I have long argued the scope in video journalism.
I'm on Chapter Seven of my 70,000 word thesis, and with this corpus almost intact have the opportunity to embark on a number of tours, to explain a past, present and future of videojournalism.
Predicting the future is as I have said a mug's game ( See Apple's site for what I spoke about some time back).
How do you know has to be the first question anyone should ask. I have conducted various ethnographic studies in China, Tunisia, and the UK.
So whilst, yes, it would be a bold person to claim they've a hang on the next trend, using methodologies such as the Delphi procedure, Trend extrapolation and Media history, some interesting results emerge.
One question you could ask yourself is with broadband beyond your wildest dreams, what could you do, that you haven't done so far?

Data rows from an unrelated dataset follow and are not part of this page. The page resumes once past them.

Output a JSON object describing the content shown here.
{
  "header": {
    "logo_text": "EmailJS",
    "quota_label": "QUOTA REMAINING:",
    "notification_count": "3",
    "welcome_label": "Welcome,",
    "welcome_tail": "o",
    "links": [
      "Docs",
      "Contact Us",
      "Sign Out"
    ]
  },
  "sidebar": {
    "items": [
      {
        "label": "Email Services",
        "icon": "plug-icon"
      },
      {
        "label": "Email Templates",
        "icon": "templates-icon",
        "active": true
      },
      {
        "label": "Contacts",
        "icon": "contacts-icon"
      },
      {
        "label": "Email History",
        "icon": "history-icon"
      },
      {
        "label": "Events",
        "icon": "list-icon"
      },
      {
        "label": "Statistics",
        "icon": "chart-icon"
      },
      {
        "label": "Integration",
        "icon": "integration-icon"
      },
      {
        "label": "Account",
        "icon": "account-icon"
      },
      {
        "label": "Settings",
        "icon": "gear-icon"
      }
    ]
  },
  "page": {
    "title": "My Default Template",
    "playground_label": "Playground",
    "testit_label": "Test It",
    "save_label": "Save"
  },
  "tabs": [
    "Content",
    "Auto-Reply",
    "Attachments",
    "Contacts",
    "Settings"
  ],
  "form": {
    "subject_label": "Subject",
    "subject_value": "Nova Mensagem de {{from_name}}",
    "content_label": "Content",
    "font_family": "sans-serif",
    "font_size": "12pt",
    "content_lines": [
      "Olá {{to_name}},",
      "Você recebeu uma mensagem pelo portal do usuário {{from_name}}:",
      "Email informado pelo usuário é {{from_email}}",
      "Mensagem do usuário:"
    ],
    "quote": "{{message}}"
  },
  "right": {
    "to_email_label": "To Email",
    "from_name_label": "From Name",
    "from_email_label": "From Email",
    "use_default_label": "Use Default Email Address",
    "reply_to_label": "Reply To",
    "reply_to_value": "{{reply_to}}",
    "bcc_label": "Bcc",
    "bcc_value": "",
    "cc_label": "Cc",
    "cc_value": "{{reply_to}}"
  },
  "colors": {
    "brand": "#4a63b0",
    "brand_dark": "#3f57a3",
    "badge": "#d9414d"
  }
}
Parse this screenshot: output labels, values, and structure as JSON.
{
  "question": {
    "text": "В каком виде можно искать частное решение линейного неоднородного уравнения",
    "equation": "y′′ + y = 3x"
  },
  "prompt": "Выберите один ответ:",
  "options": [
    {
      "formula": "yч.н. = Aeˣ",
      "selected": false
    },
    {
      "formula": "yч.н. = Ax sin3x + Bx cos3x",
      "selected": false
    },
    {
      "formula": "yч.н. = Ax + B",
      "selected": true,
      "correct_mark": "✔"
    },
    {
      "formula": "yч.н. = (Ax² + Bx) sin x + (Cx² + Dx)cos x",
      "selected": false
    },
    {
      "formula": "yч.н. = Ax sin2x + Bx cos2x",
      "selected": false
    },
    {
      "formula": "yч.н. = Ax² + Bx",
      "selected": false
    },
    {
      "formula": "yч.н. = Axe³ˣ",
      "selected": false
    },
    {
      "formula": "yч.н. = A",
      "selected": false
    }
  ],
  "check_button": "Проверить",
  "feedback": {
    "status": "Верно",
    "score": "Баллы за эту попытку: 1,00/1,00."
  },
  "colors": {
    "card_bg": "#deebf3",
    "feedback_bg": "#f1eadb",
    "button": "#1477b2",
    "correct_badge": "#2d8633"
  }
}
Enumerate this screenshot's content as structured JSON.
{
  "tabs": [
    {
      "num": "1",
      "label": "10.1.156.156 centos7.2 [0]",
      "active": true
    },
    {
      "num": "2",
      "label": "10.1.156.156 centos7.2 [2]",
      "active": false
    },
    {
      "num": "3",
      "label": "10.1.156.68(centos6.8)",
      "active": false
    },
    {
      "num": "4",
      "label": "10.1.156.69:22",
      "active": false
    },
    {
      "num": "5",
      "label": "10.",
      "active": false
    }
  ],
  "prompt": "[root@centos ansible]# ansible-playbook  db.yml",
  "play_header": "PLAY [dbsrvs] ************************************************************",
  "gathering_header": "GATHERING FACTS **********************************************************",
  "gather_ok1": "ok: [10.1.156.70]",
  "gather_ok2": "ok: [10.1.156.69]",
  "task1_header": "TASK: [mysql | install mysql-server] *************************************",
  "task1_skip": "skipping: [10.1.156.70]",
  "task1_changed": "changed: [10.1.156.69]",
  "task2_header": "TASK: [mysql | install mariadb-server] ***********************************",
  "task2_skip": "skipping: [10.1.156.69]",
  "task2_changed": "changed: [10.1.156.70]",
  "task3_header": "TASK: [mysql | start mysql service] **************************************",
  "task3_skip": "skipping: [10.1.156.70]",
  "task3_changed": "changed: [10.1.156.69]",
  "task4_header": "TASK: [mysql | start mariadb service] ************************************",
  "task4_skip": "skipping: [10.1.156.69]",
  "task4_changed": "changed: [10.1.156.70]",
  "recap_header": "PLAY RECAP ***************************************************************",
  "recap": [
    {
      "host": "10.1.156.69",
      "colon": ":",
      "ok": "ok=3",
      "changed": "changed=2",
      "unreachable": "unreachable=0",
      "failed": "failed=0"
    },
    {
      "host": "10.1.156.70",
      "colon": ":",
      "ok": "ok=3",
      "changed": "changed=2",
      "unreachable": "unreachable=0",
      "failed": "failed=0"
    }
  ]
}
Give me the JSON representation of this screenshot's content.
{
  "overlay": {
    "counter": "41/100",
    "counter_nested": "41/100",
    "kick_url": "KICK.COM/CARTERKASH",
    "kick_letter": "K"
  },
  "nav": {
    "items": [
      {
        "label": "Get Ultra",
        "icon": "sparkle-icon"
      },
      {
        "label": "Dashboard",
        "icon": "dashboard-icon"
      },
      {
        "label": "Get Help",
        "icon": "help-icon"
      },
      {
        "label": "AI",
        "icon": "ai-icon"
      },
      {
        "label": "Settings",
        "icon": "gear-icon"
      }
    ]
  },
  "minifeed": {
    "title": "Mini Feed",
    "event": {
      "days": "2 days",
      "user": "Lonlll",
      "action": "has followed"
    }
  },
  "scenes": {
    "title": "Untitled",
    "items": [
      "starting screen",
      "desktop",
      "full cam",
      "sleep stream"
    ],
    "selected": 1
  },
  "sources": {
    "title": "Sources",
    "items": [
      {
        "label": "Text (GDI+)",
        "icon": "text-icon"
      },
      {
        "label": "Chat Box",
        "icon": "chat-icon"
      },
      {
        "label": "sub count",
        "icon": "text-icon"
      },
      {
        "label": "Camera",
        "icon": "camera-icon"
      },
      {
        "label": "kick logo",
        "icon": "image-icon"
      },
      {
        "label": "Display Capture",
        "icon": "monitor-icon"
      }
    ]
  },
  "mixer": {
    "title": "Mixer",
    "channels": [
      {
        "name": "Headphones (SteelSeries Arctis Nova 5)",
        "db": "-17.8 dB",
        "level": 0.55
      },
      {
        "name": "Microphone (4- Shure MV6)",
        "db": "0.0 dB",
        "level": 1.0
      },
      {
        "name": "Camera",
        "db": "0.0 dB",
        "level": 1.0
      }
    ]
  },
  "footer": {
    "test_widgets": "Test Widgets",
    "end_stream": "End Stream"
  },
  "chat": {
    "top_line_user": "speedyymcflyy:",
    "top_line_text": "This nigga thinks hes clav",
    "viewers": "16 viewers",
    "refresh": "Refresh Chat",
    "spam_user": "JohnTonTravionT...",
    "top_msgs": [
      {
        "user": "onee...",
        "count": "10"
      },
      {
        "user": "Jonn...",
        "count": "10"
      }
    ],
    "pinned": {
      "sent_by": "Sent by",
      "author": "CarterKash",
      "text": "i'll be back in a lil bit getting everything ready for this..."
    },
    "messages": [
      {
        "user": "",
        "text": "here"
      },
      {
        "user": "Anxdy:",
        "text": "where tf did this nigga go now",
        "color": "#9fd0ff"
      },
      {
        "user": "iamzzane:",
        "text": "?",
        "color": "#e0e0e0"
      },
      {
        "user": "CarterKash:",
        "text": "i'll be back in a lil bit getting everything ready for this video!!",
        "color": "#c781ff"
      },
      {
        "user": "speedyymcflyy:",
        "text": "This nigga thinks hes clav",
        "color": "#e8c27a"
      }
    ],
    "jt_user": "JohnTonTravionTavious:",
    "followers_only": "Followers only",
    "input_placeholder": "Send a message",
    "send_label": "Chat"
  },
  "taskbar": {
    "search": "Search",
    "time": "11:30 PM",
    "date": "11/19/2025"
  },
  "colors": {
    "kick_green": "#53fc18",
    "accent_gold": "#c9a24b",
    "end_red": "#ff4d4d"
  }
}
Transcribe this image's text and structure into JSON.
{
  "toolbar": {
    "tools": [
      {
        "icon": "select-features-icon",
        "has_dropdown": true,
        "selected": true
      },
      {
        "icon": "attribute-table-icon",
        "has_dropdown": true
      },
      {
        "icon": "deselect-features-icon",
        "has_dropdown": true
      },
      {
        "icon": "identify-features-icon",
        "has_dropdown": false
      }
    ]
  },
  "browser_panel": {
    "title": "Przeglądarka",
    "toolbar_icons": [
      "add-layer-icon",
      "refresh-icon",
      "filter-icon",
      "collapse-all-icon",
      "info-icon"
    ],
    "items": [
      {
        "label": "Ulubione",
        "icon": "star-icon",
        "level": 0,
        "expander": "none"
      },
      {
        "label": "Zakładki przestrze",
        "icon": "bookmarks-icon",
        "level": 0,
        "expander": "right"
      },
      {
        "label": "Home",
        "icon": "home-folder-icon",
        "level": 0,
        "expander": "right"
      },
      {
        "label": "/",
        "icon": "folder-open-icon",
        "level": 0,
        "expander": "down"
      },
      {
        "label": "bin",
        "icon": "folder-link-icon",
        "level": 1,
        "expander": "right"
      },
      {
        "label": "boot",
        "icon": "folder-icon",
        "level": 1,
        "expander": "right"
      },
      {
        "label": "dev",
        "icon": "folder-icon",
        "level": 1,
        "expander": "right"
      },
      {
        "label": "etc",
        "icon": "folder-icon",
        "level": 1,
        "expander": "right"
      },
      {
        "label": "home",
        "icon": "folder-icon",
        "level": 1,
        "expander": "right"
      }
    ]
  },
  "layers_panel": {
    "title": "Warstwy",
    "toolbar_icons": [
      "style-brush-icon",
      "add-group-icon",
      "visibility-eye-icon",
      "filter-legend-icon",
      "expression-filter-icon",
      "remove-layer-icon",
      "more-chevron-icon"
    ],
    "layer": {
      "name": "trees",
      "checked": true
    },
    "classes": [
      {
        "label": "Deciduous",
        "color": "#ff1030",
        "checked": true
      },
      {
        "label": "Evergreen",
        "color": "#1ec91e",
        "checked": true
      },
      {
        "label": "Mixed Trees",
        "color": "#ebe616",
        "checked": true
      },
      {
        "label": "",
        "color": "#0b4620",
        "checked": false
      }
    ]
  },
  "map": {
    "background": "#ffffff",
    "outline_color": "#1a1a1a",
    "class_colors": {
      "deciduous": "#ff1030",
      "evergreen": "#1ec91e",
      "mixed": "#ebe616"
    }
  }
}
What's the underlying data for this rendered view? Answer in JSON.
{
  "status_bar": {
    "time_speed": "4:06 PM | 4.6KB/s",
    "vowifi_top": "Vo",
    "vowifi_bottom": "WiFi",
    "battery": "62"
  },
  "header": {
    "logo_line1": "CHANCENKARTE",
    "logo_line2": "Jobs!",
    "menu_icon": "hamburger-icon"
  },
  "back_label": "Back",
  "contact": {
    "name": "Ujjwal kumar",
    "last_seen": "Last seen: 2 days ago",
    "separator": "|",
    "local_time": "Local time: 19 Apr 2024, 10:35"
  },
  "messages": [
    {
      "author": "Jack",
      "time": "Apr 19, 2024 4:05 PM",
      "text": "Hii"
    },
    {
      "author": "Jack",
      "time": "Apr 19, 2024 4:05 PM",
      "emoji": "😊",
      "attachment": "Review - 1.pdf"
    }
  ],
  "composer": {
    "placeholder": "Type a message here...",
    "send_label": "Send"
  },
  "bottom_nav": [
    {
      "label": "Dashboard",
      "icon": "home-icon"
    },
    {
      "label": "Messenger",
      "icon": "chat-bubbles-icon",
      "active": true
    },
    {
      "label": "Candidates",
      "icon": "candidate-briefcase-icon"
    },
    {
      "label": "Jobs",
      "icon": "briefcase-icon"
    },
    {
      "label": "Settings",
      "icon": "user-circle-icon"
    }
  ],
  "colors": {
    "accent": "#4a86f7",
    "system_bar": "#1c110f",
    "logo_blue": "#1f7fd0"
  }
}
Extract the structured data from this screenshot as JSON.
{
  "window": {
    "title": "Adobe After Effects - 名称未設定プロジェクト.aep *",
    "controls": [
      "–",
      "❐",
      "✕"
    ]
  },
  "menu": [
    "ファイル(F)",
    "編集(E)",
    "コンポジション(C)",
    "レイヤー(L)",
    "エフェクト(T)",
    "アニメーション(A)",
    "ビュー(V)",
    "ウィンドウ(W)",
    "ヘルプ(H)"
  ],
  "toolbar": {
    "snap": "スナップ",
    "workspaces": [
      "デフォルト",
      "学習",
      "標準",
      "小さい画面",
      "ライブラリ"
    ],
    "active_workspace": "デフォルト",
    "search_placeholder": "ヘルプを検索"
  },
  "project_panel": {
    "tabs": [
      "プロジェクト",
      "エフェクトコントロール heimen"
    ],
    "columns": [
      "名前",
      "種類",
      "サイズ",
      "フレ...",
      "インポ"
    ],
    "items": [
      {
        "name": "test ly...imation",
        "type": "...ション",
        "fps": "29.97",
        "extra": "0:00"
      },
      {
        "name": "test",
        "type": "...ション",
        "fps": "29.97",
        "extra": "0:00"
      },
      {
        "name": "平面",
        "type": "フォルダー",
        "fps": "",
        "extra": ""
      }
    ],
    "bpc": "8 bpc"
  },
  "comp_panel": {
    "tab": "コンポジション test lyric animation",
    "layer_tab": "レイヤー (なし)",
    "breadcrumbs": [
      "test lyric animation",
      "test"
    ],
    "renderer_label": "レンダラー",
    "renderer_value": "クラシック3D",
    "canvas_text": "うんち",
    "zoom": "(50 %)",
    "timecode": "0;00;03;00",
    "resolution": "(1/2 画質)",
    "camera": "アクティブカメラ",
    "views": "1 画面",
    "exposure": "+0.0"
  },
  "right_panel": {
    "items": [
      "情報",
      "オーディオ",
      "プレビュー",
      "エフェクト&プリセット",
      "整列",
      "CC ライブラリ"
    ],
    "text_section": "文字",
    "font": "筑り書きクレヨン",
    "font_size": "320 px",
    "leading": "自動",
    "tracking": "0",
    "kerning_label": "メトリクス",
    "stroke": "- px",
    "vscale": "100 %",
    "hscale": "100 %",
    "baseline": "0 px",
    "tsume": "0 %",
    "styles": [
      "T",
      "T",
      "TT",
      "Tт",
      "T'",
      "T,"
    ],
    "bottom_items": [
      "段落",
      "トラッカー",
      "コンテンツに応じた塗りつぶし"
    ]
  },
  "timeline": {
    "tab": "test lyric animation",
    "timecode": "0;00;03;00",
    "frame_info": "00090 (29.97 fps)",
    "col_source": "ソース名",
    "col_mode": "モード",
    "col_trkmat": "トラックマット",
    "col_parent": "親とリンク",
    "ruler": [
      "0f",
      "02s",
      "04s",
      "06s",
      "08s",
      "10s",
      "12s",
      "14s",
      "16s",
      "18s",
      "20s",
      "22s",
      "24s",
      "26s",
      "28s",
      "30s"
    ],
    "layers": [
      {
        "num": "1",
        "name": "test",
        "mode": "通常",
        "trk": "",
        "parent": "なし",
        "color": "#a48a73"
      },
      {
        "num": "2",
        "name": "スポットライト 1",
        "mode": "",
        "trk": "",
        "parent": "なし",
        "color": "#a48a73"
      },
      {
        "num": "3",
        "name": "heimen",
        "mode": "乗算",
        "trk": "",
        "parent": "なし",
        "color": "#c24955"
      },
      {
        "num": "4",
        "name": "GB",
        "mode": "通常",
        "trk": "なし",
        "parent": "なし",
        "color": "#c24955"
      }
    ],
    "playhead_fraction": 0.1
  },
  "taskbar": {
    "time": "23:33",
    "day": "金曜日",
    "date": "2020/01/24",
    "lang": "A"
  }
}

Gamer the film provides some examples in spatial film making, whilst my trip to China and hologram (previous posts) videos is worth considering.
However in breaking of from writing, I wanted to reinvigorate a conversation on Montage.
Creative VideojournalismLast week in one of my first psychovideojournalism tours, we ending up at Trafalgar Square where I shared ideas with the team on creating montage.
|Viewing a montage sequence at Trafalgar Square from Psychovideojournalism|
But one of the daddy's of montage to create it as a genre was Donald Siegel, who played a huge role in enabling the form to possess its own identity.
Remember montage, as seen in the modernist guise of CSI Miami etc is often used to show the transition of time within the body of a film.
As a stand alone, it conveys ideas in what semioticians view as unorthodox shots often prefiguring some symbolic meaning.
A symbol is something that bears no relationship to what you see. You make up the meaning or in some cases societies convene on some understanding e,g, a red sign as a triangle.
In Se7en, you're no wiser about the image, but as a whole the meaning its frankensteined. That is together the sequences signify strange dangerous even criminal behaviour.
BUT more importantly it creates the famous contrapuntal feeling again developed by Eisenstein. The scene works against the images to recreate something that shouldn't work, but does.